A transport minister has been ridiculed on social media today after telling a House of Commons Select Committee that women cannot commute to bike
Rachel Maclean, MP for Redditch and Parliamentary Under Secretary of State at the Department for Transport made the remark when she appeared before the Transport Committee today to discuss e-scooters.
The gist of her comments was tweeted from the account of the All Party Parliamentary Group on Cycling and Walking, its post quickly gaining a flurry of replies.
.@redditchrachel says she is a big fan of cycling, it is fantastic and is great, and it is something that the DfT backs, but it is not right for everybody.
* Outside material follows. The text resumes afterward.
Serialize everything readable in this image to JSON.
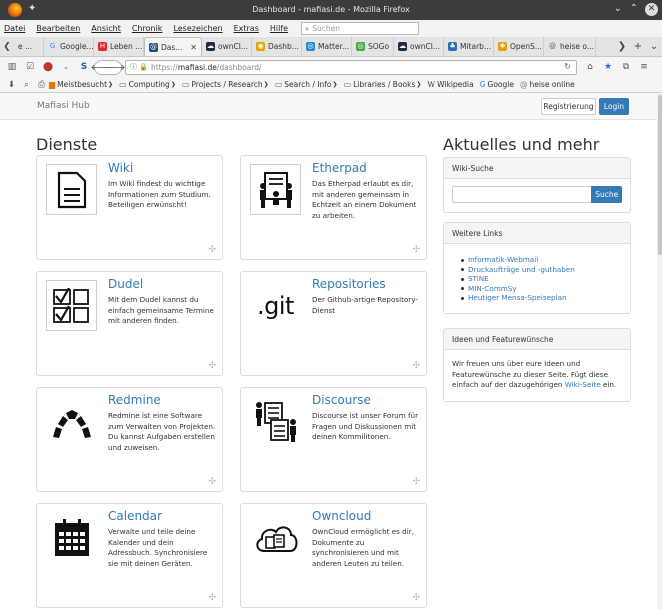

Particularly women who are travelling to work wearing a skirt or a dress and not able to shower when they get there.
— APPGCW (@allpartycycling) July 15, 2020
Some came from women who have themselves commuted by bike while wearing skirts, dresses, or whatever takes their fancy – one of the replies coming from Roxanne de Beaux, executive director of Camcycle, the Cambridge cycling campaign group.
I’m a woman, I live in the UK, I cycle to work, to meetings, conferences, events and even to the House of Commons and I wear skirts and dresses all the time! These are four of my favourite cycling skirts. 🚲 👗 #cyclinginskirts #cyclechic #cambridgecyclechic pic.twitter.com/EP1L9E8UIV
— Roxanne DeBeaux (@roxyfromoz) July 15, 2020
I always cycled to work in a skirt/dress sometimes high heels and never needed a shower.
— Ruth Mayorcas (@RuthMayorcas) July 15, 2020
Not even that, you just need a dress about knee length or a belt to tuck it in. On a track bike in heels and a dress (at my friends' wedding). pic.twitter.com/g2CqnZAtMM
— Joan Sherriff (@JoanSherriff) July 15, 2020
Others – such as Coventry’s cycling mayor, Adam Tranter – pointed out that cycling in everyday clothing is something that people in countries such as the Netherlands, which have prioritised cycling including providing safe infrastructure, have done for decades.
In many other countries, the majority of people already cycle in normal clothes, @redditchrachel. Safe cycling infrastructure sees the type of people on bikes greatly diversified, with less need to cycle at high speeds amongst cars and dress up for urban warfare. https://t.co/5Wq5C4f78C pic.twitter.com/UQ6LriwFvw
— Adam Tranter (@adamtranter) July 15, 2020
— Adam Tranter (@adamtranter) July 15, 2020
He wasn’t the only one to mention Queen Maxima of the Netherlands.
Doesn't seem to bother Queen Maxima of the Netherlands. pic.twitter.com/ZzDpGNvTYY
— paul gannon (@paulgannonbike) July 15, 2020
The Netherlands and Denmark were referenced in a number of replies.
Quick, someone tell the Dutch and Danish! Skirt-guards, step-through bikes, e-bikes all exist. pic.twitter.com/6qQVZHEmLh
— Emma Worthington (@emma_mp) July 15, 2020
In the Netherlands women cycle more than men. Showers are not needed and any clothing is fine. https://t.co/C4F1lUugK8
— Sean (@SeanCycles) July 15, 2020
Following on from that point, other Twitter users responding to the post highlighted that there needs to be a shift in attitudes in the UK to get away from the cliché of cycling being the domain of people in Lycra riding at speed.
She's right, in that cycling isn't for absolutely everyone. She's completely wrong in her reasoning, which is that of someone who still seems cycling as an athletic pursuit, rather than transport
The Dutch and Danish cycling in normal clothes
— 🚲 Will #BeMoreMike 🇬🇧🇿🇦 (@WilliamNB) July 15, 2020
Need to sort out difference between cycling for sport and cycling for transport and make the latter easy, convenient and safe.
Then worry about dresses - which are fine if shortish or you have a chain guard - for any gender.
— carolynworfolk🚲 (@CarolynWorfolk) July 15, 2020
Simon has been news editor at road.cc since 2009, reporting on 10 editions and counting of pro cycling’s biggest races such as the Tour de France, stories on issues including infrastructure and campaigning, and interviewing some of the biggest names in cycling. A law and languages graduate, published translator and former retail analyst, his background has proved invaluable in reporting on issues as diverse as cycling-related court cases, anti-doping investigations, and the bike industry. He splits his time between London and Cambridge, and loves taking his miniature schnauzer Elodie on adventures in the basket of her Elephant Bike.